Data extracted from a collection
_ _ _
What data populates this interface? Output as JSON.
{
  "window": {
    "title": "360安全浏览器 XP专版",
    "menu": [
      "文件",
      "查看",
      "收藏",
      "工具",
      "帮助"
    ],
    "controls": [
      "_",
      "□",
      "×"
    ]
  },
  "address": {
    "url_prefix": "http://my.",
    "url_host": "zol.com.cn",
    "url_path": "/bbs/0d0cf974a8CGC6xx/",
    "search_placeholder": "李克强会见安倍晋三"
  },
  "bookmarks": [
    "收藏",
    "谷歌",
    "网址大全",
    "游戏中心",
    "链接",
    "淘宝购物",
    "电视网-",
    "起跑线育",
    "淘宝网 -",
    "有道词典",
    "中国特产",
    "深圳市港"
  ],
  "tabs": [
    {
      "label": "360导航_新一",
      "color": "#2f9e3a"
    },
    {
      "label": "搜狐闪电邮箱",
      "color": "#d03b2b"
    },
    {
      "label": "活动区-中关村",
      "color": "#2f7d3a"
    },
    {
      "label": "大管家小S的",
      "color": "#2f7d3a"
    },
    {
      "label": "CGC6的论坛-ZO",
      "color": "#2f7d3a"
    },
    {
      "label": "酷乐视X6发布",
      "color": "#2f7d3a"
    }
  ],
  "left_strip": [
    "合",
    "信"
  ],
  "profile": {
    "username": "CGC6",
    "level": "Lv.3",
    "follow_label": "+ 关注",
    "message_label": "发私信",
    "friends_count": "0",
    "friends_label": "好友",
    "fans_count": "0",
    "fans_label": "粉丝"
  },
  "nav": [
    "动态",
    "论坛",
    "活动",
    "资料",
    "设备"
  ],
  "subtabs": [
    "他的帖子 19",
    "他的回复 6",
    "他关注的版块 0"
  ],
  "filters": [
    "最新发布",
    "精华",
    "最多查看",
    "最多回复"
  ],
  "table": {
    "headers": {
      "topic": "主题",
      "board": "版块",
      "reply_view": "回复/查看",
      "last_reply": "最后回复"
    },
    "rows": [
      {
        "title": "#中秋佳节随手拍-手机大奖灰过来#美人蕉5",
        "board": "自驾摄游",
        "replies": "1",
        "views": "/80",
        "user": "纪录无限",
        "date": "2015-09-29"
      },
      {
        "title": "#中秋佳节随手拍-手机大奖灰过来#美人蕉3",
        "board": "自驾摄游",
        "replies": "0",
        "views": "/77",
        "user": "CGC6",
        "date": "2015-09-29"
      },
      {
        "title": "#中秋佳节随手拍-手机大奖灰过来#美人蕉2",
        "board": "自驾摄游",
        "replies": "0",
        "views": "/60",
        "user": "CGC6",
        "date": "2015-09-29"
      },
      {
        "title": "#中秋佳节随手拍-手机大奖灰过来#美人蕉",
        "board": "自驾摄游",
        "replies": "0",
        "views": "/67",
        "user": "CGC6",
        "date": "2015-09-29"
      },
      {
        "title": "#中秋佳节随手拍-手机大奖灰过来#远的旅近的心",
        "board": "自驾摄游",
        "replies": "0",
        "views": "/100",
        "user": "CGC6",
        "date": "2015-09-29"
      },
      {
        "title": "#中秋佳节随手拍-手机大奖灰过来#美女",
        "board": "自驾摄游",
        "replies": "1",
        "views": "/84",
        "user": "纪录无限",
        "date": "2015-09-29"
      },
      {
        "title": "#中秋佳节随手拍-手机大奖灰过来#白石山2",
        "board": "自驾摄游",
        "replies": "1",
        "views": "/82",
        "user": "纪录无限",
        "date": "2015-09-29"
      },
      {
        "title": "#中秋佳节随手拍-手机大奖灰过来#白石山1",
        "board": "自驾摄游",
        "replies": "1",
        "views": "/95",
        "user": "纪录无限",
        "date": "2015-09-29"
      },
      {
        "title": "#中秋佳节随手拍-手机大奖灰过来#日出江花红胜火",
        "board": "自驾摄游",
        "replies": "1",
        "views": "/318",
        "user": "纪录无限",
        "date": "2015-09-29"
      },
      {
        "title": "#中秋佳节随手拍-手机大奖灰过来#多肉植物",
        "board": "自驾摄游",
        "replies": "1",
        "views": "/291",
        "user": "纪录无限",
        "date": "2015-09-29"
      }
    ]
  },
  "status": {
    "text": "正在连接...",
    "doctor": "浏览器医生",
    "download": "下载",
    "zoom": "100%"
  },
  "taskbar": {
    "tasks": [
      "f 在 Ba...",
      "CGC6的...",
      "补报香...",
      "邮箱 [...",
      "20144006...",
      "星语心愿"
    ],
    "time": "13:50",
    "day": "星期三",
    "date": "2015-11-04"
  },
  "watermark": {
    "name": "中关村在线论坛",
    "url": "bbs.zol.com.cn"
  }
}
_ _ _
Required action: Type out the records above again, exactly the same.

Response to this exercise:
What data populates this interface? Output as JSON.
{
  "window": {
    "title": "360安全浏览器 XP专版",
    "menu": [
      "文件",
      "查看",
      "收藏",
      "工具",
      "帮助"
    ],
    "controls": [
      "_",
      "□",
      "×"
    ]
  },
  "address": {
    "url_prefix": "http://my.",
    "url_host": "zol.com.cn",
    "url_path": "/bbs/0d0cf974a8CGC6xx/",
    "search_placeholder": "李克强会见安倍晋三"
  },
  "bookmarks": [
    "收藏",
    "谷歌",
    "网址大全",
    "游戏中心",
    "链接",
    "淘宝购物",
    "电视网-",
    "起跑线育",
    "淘宝网 -",
    "有道词典",
    "中国特产",
    "深圳市港"
  ],
  "tabs": [
    {
      "label": "360导航_新一",
      "color": "#2f9e3a"
    },
    {
      "label": "搜狐闪电邮箱",
      "color": "#d03b2b"
    },
    {
      "label": "活动区-中关村",
      "color": "#2f7d3a"
    },
    {
      "label": "大管家小S的",
      "color": "#2f7d3a"
    },
    {
      "label": "CGC6的论坛-ZO",
      "color": "#2f7d3a"
    },
    {
      "label": "酷乐视X6发布",
      "color": "#2f7d3a"
    }
  ],
  "left_strip": [
    "合",
    "信"
  ],
  "profile": {
    "username": "CGC6",
    "level": "Lv.3",
    "follow_label": "+ 关注",
    "message_label": "发私信",
    "friends_count": "0",
    "friends_label": "好友",
    "fans_count": "0",
    "fans_label": "粉丝"
  },
  "nav": [
    "动态",
    "论坛",
    "活动",
    "资料",
    "设备"
  ],
  "subtabs": [
    "他的帖子 19",
    "他的回复 6",
    "他关注的版块 0"
  ],
  "filters": [
    "最新发布",
    "精华",
    "最多查看",
    "最多回复"
  ],
  "table": {
    "headers": {
      "topic": "主题",
      "board": "版块",
      "reply_view": "回复/查看",
      "last_reply": "最后回复"
    },
    "rows": [
      {
        "title": "#中秋佳节随手拍-手机大奖灰过来#美人蕉5",
        "board": "自驾摄游",
        "replies": "1",
        "views": "/80",
        "user": "纪录无限",
        "date": "2015-09-29"
      },
      {
        "title": "#中秋佳节随手拍-手机大奖灰过来#美人蕉3",
        "board": "自驾摄游",
        "replies": "0",
        "views": "/77",
        "user": "CGC6",
        "date": "2015-09-29"
      },
      {
        "title": "#中秋佳节随手拍-手机大奖灰过来#美人蕉2",
        "board": "自驾摄游",
        "replies": "0",
        "views": "/60",
        "user": "CGC6",
        "date": "2015-09-29"
      },
      {
        "title": "#中秋佳节随手拍-手机大奖灰过来#美人蕉",
        "board": "自驾摄游",
        "replies": "0",
        "views": "/67",
        "user": "CGC6",
        "date": "2015-09-29"
      },
      {
        "title": "#中秋佳节随手拍-手机大奖灰过来#远的旅近的心",
        "board": "自驾摄游",
        "replies": "0",
        "views": "/100",
        "user": "CGC6",
        "date": "2015-09-29"
      },
      {
        "title": "#中秋佳节随手拍-手机大奖灰过来#美女",
        "board": "自驾摄游",
        "replies": "1",
        "views": "/84",
        "user": "纪录无限",
        "date": "2015-09-29"
      },
      {
        "title": "#中秋佳节随手拍-手机大奖灰过来#白石山2",
        "board": "自驾摄游",
        "replies": "1",
        "views": "/82",
        "user": "纪录无限",
        "date": "2015-09-29"
      },
      {
        "title": "#中秋佳节随手拍-手机大奖灰过来#白石山1",
        "board": "自驾摄游",
        "replies": "1",
        "views": "/95",
        "user": "纪录无限",
        "date": "2015-09-29"
      },
      {
        "title": "#中秋佳节随手拍-手机大奖灰过来#日出江花红胜火",
        "board": "自驾摄游",
        "replies": "1",
        "views": "/318",
        "user": "纪录无限",
        "date": "2015-09-29"
      },
      {
        "title": "#中秋佳节随手拍-手机大奖灰过来#多肉植物",
        "board": "自驾摄游",
        "replies": "1",
        "views": "/291",
        "user": "纪录无限",
        "date": "2015-09-29"
      }
    ]
  },
  "status": {
    "text": "正在连接...",
    "doctor": "浏览器医生",
    "download": "下载",
    "zoom": "100%"
  },
  "taskbar": {
    "tasks": [
      "f 在 Ba...",
      "CGC6的...",
      "补报香...",
      "邮箱 [...",
      "20144006...",
      "星语心愿"
    ],
    "time": "13:50",
    "day": "星期三",
    "date": "2015-11-04"
  },
  "watermark": {
    "name": "中关村在线论坛",
    "url": "bbs.zol.com.cn"
  }
}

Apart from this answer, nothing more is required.